=== Excerpts from an interface dataset ===
........
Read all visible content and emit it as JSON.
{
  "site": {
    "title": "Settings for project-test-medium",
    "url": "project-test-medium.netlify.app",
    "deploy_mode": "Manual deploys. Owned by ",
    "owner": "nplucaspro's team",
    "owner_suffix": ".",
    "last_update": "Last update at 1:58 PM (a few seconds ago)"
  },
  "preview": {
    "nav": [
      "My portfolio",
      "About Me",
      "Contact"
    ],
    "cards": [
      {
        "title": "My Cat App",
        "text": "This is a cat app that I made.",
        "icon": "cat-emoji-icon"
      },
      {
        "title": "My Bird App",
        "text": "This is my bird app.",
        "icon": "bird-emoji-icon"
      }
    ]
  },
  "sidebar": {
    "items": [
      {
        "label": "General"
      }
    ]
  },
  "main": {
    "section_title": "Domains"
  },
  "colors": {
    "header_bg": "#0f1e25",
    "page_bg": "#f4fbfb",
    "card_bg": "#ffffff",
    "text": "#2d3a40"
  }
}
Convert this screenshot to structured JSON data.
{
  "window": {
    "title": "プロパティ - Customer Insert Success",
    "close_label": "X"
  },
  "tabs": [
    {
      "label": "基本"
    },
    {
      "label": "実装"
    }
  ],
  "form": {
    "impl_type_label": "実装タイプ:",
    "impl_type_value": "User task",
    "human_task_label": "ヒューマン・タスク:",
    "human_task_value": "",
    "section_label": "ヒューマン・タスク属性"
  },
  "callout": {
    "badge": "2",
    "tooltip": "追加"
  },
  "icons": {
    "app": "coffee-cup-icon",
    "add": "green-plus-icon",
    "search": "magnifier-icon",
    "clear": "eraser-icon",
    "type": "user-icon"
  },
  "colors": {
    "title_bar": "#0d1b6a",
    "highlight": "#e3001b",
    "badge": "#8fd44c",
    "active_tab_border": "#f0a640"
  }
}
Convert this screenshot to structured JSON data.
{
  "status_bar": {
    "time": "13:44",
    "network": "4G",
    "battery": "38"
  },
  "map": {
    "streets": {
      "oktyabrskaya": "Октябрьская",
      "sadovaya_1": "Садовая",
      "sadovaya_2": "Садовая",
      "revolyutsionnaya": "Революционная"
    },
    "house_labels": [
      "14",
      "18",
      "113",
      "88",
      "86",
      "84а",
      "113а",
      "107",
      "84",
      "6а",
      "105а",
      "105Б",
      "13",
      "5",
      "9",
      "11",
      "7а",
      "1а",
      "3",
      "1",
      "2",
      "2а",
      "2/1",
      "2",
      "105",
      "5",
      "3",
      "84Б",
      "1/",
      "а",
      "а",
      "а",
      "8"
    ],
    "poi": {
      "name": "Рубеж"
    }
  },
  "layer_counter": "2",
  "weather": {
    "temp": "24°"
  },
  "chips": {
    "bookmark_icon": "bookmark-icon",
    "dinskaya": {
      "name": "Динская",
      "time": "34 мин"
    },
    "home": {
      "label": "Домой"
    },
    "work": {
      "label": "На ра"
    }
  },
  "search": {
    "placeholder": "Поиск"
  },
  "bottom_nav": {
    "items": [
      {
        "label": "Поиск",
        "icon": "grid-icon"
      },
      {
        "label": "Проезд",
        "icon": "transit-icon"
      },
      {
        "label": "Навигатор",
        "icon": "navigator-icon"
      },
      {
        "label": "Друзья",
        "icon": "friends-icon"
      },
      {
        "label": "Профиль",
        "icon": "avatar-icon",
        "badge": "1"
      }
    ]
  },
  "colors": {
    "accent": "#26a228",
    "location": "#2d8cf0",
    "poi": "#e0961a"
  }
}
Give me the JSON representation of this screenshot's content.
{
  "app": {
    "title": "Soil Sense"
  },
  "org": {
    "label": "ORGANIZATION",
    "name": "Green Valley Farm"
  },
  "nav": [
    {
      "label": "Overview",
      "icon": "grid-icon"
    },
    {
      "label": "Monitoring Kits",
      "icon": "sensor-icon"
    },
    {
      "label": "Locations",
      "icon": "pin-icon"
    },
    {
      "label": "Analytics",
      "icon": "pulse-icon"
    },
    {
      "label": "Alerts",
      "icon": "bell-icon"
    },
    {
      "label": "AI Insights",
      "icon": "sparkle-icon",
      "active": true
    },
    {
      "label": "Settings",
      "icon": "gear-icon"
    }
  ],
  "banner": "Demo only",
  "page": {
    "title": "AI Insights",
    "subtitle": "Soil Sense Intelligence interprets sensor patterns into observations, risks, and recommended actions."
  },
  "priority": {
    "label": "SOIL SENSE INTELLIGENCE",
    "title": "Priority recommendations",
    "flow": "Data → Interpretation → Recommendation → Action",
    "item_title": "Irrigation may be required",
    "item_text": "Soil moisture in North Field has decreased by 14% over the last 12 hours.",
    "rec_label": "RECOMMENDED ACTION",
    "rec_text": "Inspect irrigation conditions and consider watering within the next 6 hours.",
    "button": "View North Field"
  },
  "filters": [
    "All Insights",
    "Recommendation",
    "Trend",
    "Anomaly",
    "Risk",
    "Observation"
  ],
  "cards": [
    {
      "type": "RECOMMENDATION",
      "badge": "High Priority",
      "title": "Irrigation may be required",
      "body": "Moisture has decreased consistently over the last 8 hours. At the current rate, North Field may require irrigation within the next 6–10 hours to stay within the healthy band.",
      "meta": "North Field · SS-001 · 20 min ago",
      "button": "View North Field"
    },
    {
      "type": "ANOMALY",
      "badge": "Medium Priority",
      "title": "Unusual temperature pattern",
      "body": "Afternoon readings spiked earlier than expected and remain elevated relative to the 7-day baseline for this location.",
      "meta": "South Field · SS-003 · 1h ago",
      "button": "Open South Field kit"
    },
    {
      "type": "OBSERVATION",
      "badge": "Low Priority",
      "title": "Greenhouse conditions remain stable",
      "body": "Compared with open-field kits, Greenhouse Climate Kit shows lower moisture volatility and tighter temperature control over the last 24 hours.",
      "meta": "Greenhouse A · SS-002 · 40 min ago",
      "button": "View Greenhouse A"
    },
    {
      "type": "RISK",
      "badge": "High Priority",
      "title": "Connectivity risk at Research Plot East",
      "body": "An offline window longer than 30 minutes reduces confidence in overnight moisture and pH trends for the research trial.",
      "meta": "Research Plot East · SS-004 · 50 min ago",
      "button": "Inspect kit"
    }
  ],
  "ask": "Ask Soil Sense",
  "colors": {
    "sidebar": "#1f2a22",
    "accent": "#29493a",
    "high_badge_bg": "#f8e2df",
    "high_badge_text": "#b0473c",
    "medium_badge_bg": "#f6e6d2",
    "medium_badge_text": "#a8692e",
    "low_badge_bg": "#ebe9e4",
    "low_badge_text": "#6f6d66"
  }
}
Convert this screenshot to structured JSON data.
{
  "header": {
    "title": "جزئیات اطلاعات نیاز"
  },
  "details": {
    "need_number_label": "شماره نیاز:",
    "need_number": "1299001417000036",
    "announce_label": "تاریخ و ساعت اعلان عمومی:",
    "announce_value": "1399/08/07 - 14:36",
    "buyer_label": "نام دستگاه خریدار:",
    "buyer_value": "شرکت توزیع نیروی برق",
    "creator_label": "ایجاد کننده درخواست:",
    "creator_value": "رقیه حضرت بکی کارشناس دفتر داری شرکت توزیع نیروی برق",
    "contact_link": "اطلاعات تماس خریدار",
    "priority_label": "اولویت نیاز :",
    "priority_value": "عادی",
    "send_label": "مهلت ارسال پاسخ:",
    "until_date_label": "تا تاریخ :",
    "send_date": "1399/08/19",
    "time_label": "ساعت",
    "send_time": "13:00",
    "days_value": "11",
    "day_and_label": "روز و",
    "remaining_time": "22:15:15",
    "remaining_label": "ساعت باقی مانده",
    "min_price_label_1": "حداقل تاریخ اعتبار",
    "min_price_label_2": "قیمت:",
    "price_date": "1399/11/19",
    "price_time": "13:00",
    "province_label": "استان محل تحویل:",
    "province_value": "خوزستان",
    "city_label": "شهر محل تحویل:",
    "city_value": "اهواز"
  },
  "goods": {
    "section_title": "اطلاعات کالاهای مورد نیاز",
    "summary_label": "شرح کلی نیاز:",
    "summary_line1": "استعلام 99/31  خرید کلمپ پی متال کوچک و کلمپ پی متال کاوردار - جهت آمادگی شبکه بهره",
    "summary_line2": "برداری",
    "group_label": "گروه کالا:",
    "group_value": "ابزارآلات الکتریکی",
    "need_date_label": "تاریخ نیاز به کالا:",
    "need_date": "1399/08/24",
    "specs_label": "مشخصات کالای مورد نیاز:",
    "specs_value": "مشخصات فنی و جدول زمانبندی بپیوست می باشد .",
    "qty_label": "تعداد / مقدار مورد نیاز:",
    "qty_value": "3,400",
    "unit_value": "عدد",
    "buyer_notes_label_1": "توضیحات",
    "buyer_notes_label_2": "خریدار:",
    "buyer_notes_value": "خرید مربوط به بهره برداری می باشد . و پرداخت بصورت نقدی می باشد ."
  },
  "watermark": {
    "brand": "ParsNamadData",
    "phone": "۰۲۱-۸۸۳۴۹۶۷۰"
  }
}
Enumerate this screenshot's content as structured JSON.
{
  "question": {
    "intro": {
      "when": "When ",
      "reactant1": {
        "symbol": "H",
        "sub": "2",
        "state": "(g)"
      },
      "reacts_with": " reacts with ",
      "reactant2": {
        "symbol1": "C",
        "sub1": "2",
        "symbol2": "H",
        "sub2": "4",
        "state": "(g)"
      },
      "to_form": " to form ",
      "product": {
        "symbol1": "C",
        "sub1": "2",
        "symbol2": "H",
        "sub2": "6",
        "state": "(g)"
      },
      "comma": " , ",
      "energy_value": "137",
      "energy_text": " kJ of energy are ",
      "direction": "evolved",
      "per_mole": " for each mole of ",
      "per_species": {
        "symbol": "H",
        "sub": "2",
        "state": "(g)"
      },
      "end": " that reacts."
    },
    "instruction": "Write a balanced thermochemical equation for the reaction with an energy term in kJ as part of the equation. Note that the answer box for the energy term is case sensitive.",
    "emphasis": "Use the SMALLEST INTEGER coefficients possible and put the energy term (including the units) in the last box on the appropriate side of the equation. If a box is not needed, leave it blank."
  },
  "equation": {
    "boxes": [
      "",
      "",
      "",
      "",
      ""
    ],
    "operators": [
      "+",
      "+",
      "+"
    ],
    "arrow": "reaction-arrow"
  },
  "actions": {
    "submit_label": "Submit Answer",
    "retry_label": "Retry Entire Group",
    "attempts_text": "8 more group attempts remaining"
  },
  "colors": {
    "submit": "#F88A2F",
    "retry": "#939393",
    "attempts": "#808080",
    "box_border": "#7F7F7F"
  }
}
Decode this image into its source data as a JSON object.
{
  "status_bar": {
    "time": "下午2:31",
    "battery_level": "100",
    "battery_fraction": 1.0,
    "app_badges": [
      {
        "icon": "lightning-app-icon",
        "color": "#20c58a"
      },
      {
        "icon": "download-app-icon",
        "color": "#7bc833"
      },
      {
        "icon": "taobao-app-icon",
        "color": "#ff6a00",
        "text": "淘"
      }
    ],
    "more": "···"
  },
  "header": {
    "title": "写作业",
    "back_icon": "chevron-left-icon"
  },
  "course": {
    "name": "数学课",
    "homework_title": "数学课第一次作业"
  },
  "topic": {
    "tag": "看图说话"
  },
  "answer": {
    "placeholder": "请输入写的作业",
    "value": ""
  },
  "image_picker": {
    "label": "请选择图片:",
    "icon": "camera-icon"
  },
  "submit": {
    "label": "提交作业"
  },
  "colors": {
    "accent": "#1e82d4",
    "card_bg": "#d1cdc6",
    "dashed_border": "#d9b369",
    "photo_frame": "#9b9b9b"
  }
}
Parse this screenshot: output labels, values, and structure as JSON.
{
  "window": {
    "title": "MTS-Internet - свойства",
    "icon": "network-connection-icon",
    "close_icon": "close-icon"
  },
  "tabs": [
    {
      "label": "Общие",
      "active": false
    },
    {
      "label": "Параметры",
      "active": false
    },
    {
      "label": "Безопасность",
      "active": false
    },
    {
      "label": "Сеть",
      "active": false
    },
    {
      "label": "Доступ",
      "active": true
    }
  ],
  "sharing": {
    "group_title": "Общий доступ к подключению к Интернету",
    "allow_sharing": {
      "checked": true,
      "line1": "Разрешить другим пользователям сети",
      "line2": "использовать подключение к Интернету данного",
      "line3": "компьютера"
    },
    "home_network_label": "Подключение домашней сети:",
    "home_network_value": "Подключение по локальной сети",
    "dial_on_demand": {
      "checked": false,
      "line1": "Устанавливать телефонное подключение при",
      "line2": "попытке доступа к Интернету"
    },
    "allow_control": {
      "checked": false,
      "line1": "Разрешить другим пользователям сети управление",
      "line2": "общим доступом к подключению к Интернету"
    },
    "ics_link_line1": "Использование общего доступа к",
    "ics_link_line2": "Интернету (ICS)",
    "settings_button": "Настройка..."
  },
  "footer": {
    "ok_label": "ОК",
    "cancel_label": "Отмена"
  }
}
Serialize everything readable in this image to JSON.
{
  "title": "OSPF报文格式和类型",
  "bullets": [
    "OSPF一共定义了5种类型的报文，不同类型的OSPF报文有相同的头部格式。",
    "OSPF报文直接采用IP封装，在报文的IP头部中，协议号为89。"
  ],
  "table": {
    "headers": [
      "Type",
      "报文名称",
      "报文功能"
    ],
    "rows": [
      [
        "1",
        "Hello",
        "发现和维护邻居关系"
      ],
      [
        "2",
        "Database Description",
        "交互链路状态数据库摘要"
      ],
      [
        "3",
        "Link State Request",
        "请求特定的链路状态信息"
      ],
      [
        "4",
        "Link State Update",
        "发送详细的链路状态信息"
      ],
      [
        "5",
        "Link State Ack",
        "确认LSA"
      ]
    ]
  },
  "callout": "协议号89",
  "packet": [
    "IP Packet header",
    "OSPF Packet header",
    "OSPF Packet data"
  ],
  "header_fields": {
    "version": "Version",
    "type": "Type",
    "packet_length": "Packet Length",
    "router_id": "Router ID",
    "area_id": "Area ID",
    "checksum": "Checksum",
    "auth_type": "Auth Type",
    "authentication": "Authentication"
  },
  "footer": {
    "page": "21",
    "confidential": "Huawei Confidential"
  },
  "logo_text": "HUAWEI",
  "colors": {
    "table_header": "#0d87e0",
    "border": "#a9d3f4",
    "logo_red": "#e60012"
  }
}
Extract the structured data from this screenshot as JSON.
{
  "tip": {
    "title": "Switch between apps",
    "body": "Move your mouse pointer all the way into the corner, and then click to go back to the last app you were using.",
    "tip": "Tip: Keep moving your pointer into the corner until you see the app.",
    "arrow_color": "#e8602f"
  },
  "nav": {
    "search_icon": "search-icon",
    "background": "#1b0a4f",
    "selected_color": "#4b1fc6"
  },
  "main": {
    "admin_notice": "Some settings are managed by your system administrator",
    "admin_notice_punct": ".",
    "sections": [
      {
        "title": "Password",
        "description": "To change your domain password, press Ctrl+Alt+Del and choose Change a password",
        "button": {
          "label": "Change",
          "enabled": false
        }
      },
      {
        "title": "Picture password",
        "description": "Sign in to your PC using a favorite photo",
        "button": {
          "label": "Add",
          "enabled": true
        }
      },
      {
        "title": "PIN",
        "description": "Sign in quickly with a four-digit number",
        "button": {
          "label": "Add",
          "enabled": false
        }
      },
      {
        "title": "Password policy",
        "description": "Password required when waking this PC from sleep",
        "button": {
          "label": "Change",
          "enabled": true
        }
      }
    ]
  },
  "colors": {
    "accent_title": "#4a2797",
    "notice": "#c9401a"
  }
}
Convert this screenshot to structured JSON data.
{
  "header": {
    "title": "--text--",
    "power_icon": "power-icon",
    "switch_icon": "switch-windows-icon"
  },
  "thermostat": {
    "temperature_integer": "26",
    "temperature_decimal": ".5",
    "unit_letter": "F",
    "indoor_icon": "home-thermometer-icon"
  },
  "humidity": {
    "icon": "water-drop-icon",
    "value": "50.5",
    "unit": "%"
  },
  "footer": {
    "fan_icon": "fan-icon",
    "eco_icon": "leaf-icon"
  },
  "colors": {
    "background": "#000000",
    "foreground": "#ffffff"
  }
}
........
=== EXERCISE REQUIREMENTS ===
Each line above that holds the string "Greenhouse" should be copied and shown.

=== ANSWER FOR THE TASK ===
      "title": "Greenhouse conditions remain stable",
      "body": "Compared with open-field kits, Greenhouse Climate Kit shows lower moisture volatility and tighter temperature control over the last 24 hours.",
      "meta": "Greenhouse A · SS-002 · 40 min ago",
      "button": "View Greenhouse A"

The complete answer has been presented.